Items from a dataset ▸
_____
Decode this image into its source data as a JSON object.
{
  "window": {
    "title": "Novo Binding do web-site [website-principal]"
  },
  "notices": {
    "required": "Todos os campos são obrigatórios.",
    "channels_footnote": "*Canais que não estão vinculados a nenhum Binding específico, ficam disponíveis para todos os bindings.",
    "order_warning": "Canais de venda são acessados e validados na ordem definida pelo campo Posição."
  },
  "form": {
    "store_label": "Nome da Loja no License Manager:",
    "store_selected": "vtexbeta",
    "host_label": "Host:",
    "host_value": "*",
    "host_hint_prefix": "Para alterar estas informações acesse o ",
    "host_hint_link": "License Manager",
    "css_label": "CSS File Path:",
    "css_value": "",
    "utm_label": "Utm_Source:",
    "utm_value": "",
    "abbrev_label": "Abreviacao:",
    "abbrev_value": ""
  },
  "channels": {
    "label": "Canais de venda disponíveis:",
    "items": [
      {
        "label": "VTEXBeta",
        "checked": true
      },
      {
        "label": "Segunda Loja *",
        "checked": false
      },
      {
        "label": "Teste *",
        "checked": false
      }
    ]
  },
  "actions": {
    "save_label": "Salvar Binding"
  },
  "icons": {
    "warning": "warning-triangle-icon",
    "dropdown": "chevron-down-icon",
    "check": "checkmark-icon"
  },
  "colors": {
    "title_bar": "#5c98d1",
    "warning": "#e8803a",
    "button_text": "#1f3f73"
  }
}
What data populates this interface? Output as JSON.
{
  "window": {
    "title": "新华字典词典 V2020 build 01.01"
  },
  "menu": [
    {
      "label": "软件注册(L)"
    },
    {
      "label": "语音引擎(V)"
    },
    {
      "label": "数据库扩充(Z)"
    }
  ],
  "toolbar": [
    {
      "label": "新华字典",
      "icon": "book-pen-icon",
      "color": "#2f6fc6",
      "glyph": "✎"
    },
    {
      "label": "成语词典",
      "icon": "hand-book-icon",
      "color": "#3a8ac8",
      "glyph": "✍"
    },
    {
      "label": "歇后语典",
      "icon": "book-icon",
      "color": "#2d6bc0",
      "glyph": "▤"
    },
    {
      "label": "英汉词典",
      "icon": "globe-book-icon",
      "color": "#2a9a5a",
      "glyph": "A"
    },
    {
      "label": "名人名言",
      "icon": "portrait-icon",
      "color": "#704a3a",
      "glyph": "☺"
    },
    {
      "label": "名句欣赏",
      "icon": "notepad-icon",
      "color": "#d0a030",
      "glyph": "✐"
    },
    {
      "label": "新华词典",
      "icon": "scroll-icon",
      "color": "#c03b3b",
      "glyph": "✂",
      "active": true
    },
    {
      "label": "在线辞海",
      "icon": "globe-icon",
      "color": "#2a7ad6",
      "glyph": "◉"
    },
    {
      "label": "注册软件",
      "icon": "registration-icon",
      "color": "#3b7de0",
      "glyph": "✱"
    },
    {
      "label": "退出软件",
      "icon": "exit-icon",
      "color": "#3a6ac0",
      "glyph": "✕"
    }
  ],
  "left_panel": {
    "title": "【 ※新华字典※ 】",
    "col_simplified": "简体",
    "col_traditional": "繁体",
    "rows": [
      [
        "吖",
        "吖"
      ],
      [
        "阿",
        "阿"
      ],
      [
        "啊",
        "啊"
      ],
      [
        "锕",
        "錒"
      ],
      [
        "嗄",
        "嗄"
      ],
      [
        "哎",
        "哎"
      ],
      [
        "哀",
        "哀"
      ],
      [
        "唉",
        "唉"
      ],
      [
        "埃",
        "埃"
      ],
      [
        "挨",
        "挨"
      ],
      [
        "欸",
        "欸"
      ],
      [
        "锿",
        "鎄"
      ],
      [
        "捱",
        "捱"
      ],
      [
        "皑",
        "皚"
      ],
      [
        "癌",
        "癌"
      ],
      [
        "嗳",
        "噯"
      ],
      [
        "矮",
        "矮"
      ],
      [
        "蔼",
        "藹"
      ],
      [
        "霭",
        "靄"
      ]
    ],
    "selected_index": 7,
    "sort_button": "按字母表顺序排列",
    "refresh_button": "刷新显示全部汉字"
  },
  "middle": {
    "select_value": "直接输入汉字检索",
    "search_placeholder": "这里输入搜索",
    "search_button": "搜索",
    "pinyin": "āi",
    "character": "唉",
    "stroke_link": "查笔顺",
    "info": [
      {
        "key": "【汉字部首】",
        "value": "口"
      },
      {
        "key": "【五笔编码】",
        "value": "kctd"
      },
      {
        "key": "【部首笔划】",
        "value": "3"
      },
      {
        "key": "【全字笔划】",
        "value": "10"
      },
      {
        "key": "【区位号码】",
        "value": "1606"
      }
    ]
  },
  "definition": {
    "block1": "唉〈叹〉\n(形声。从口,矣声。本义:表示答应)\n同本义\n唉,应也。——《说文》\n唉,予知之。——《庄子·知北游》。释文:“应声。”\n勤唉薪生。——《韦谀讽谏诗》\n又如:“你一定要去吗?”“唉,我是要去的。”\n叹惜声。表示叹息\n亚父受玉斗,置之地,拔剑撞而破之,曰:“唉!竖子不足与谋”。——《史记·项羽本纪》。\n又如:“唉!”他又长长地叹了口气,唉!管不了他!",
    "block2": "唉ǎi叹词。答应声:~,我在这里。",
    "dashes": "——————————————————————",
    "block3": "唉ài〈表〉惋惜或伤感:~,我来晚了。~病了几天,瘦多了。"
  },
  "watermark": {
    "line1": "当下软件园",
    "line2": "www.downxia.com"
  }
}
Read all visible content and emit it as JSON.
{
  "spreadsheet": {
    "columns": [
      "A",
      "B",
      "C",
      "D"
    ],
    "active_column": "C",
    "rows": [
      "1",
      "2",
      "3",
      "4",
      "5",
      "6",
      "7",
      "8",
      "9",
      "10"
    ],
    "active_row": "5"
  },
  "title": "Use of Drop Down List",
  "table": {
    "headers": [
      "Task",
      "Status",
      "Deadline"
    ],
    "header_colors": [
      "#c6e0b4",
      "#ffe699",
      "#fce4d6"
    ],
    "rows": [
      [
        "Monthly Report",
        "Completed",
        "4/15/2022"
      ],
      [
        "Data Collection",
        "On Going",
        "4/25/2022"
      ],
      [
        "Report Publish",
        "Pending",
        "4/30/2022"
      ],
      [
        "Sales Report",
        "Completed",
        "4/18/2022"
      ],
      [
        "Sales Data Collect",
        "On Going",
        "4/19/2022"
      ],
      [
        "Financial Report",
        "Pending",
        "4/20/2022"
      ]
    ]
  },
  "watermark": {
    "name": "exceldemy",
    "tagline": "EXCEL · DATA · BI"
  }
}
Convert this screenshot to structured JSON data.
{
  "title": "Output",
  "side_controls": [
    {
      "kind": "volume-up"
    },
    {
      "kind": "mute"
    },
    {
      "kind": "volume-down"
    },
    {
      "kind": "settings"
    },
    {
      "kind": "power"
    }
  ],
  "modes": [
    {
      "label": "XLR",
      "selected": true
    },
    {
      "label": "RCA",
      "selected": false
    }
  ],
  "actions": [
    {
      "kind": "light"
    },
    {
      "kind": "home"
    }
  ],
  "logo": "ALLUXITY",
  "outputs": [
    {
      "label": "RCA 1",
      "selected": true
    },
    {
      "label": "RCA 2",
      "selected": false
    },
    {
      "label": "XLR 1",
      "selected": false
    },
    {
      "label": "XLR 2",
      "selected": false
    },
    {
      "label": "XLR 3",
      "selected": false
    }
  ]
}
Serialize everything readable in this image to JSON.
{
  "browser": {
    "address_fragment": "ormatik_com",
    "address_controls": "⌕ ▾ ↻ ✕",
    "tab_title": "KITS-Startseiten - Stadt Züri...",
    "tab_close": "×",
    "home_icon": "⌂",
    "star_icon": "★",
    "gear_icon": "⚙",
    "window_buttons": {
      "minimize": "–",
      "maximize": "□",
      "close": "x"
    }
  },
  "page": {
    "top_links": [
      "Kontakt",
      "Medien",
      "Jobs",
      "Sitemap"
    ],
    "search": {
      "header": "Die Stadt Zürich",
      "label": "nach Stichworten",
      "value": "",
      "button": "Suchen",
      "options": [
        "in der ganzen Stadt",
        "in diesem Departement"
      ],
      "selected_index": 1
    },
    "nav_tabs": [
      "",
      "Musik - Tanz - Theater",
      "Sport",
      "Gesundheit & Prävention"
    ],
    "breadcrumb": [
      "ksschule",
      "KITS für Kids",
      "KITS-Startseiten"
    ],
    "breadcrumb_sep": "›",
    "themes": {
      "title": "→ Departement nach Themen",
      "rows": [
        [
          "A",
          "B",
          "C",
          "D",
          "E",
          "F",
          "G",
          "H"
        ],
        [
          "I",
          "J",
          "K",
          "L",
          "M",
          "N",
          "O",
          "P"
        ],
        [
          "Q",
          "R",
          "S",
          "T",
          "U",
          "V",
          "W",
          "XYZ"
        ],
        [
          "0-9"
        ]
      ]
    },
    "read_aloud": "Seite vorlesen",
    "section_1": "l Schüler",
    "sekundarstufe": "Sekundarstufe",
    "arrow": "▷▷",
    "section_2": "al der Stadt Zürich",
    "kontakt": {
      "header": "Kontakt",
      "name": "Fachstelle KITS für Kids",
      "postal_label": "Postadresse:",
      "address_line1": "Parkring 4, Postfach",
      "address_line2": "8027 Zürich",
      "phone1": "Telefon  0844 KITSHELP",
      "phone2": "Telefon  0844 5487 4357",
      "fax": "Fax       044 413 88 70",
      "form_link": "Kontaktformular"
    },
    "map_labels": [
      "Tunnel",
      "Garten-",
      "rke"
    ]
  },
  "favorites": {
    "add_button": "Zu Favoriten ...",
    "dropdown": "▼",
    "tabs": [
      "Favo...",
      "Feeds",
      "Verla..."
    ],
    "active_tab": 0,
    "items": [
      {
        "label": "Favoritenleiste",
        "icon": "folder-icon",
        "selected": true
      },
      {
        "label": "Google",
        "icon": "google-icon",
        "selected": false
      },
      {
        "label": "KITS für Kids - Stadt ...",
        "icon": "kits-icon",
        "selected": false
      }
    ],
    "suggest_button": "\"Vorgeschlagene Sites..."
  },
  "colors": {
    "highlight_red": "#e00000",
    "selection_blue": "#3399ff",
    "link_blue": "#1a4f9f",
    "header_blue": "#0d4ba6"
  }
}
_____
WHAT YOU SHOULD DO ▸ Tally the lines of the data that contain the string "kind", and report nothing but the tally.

WRITTEN REPLY ▸ 7